The Role of a GP
A general practitioner is generally the first port of call when someone is feeling under the weather or experiencing some unknown symptoms. A GP needs to be a jack of all trades, as they need to provide treatment over a vast array of areas, like sexual health, viruses, wounds, early signs, preemptive care, diagnostic testing and analysis, and chronic illness, just to name a few. GPs can often be referred to as 'family doctors’, as some families choose to stay with the same GP office for generations. Caring for one family over multiple generations is an ideal situation for a GP, as you can build long-term relationships where you can gain a good understanding of any hereditary issues, while building trust and mutual understanding with the patient.
Be an Advocate
A GP must understand that their job does not end once a diagnosis is given. Most people living with a chronic illness still use the GP as their first port of call, so they need to know you're on their team. This is also true even if their illness requires them to see a range of specialists. With several experts seeing one patient, it's not uncommon for them to have different opinions on the best course of action.
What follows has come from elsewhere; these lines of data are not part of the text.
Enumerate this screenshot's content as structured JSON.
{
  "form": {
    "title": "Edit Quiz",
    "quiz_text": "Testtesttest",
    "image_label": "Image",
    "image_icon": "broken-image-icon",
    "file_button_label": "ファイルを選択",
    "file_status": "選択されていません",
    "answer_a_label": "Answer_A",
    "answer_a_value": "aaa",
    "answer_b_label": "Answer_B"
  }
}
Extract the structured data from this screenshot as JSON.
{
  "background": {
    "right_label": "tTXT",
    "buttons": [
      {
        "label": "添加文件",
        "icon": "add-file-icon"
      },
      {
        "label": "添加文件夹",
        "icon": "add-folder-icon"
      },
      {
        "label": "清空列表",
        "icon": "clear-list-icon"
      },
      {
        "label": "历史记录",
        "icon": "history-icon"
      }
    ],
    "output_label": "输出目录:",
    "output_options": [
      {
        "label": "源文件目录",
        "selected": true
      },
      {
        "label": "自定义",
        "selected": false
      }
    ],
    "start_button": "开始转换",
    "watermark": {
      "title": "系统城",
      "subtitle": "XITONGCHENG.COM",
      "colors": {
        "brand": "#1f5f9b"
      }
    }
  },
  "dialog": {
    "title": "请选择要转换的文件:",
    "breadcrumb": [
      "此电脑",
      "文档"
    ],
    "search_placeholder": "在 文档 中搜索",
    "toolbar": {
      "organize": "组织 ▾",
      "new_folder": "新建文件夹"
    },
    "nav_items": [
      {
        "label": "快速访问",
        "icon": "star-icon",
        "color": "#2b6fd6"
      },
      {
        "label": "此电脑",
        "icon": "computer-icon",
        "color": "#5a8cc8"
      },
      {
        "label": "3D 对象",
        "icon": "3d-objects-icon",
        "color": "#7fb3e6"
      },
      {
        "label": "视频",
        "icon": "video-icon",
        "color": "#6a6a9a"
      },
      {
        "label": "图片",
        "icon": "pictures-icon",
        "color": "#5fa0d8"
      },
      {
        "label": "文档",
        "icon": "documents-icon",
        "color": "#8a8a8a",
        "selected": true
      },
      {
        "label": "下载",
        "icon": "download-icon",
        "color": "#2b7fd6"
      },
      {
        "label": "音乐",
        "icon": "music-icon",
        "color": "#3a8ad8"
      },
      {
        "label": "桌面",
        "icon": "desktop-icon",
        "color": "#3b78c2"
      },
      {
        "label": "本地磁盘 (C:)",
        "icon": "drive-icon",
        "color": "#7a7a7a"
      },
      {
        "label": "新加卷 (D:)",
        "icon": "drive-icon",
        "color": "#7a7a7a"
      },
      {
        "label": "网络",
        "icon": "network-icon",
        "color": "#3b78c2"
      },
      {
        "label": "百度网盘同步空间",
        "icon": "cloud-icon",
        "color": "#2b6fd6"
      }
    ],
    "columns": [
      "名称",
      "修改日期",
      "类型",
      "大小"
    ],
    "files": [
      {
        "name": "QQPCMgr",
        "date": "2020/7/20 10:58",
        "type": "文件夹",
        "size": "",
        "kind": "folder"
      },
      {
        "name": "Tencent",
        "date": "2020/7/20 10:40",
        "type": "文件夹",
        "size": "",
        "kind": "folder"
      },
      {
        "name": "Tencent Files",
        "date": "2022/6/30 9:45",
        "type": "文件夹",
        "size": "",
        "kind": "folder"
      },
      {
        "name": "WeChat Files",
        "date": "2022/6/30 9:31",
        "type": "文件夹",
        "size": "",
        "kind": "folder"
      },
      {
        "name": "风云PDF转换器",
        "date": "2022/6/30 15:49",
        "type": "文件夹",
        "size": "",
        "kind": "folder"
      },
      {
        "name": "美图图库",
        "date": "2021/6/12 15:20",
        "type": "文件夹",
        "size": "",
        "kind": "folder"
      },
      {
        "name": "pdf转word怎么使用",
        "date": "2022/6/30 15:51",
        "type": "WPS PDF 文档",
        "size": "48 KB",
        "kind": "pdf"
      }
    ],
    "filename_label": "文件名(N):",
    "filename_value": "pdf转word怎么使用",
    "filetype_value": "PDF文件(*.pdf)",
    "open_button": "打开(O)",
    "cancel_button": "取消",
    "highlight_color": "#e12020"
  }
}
In this scenario, a GP as their trusted doctor can advise which route to take, and what might be best for the patient.
GPs should always be prepared, as some chronic illnesses have an incredibly wide range of symptoms. Fibromyalgia, for example, can have symptoms that range from brain fog to widespread pain. You must have gp supplies at the ready, to check and monitor a range of varying symptoms.
Consistent and close monitoring will give patients the best chance of being correctly diagnosed. This is incredibly important with chronic illnesses due to the fact they're extremely difficult to diagnose.
Know What’s 'Normal' for Your Patients
As mentioned, chronic health conditions are extremely complex, so a GP must treat every case individually. What's a 'normal' day to day scenario for someone with chronic illness can be wildly different from somebody else with the same condition, so a GP needs to understand that 'normal' is subjective. For example, as a GP, if you understand that your patient can manage a high level of pain, that's normal for them, so if they complain of increased pain, you know it's something that needs to be taken very seriously.
Push for Your Patients
Due to the Coronavirus pandemic, there are large waiting lists in a range of sectors. However, this does not mean a GP can become complacent. Living with a chronic illness is already incredibly challenging and can be exhausting, so you need to fight their corner. Push for your patients to get the care they need. Help them to access as much care as possible. In some cases, that may mean pushing for them to receive assistance with their mental health, while dealing with their illness. In others, it might mean badgering a specialist they need to see. Or, it could simply mean advising on support groups patients can attend.